**Data for the task**:
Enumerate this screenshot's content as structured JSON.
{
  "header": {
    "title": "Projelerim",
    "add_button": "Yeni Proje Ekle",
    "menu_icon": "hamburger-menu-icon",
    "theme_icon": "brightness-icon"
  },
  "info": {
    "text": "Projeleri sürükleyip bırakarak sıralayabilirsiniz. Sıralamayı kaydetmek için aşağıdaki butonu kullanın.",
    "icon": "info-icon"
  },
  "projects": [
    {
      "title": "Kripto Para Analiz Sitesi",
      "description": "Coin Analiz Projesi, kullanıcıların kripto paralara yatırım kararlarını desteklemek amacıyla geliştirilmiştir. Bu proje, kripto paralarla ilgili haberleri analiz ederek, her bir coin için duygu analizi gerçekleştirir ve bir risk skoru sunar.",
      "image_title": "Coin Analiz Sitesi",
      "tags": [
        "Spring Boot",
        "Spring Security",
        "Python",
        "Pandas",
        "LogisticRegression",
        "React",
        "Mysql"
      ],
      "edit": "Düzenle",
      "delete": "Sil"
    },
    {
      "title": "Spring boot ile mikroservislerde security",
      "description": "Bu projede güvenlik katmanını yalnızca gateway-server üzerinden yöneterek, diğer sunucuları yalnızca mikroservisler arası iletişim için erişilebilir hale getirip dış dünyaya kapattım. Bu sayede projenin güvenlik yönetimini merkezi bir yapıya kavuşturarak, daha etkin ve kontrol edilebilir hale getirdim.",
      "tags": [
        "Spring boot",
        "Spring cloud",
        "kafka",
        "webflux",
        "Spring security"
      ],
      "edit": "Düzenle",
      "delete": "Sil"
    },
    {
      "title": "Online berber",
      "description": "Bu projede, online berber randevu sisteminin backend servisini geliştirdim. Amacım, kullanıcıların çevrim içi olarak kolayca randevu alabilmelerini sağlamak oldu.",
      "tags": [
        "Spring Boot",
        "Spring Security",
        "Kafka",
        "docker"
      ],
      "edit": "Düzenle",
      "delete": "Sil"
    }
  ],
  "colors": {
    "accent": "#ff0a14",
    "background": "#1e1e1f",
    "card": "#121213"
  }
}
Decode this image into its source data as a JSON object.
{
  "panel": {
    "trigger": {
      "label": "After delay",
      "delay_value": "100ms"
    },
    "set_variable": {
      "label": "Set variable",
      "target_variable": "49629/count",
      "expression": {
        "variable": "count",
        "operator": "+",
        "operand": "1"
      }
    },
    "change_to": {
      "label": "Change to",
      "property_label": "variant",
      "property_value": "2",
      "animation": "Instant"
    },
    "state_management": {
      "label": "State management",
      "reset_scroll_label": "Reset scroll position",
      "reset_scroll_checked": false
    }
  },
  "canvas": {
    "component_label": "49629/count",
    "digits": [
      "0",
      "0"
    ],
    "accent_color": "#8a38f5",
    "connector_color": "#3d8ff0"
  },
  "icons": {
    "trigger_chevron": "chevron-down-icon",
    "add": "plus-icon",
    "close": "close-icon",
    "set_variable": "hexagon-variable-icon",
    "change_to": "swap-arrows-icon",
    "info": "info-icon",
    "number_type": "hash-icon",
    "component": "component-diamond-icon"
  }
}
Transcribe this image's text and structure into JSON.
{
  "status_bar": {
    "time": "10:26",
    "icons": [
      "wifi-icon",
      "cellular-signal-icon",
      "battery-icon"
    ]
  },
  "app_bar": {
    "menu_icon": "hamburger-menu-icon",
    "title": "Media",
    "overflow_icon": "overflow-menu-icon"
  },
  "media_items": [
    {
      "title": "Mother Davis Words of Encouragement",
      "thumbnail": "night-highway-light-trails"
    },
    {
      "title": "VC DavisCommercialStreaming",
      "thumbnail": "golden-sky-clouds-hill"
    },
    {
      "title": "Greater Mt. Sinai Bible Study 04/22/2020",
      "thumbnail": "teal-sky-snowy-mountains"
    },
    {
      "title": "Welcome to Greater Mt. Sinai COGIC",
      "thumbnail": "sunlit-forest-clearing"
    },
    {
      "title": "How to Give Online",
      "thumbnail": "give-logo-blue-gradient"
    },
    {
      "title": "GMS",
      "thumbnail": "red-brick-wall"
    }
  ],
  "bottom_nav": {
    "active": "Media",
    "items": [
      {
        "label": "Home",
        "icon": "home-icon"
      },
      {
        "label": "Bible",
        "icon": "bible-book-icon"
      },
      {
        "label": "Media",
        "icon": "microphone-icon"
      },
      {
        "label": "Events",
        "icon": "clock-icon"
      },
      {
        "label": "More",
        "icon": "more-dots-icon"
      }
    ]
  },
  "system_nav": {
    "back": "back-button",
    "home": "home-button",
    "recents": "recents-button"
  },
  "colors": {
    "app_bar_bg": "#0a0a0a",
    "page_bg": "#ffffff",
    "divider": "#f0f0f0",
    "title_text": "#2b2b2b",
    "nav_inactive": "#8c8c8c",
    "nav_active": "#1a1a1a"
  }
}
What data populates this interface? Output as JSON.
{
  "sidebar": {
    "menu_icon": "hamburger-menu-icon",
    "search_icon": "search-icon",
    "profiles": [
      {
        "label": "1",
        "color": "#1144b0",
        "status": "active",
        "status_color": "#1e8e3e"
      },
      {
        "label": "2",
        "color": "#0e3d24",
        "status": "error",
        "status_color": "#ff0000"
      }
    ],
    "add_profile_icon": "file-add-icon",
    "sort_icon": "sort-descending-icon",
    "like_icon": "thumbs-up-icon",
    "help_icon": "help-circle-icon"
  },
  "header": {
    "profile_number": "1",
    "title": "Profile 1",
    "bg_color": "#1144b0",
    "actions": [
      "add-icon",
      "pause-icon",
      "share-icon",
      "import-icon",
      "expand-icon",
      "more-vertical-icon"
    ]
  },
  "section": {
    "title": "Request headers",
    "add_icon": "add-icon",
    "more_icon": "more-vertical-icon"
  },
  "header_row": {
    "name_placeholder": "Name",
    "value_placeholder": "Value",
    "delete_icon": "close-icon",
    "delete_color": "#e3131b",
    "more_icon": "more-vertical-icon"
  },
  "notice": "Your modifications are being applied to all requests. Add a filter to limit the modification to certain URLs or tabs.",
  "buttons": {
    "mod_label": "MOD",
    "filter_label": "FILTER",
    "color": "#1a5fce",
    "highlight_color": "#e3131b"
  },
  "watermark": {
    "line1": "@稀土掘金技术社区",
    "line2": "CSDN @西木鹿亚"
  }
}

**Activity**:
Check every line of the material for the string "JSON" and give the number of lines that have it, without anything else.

**Expected answer**:
4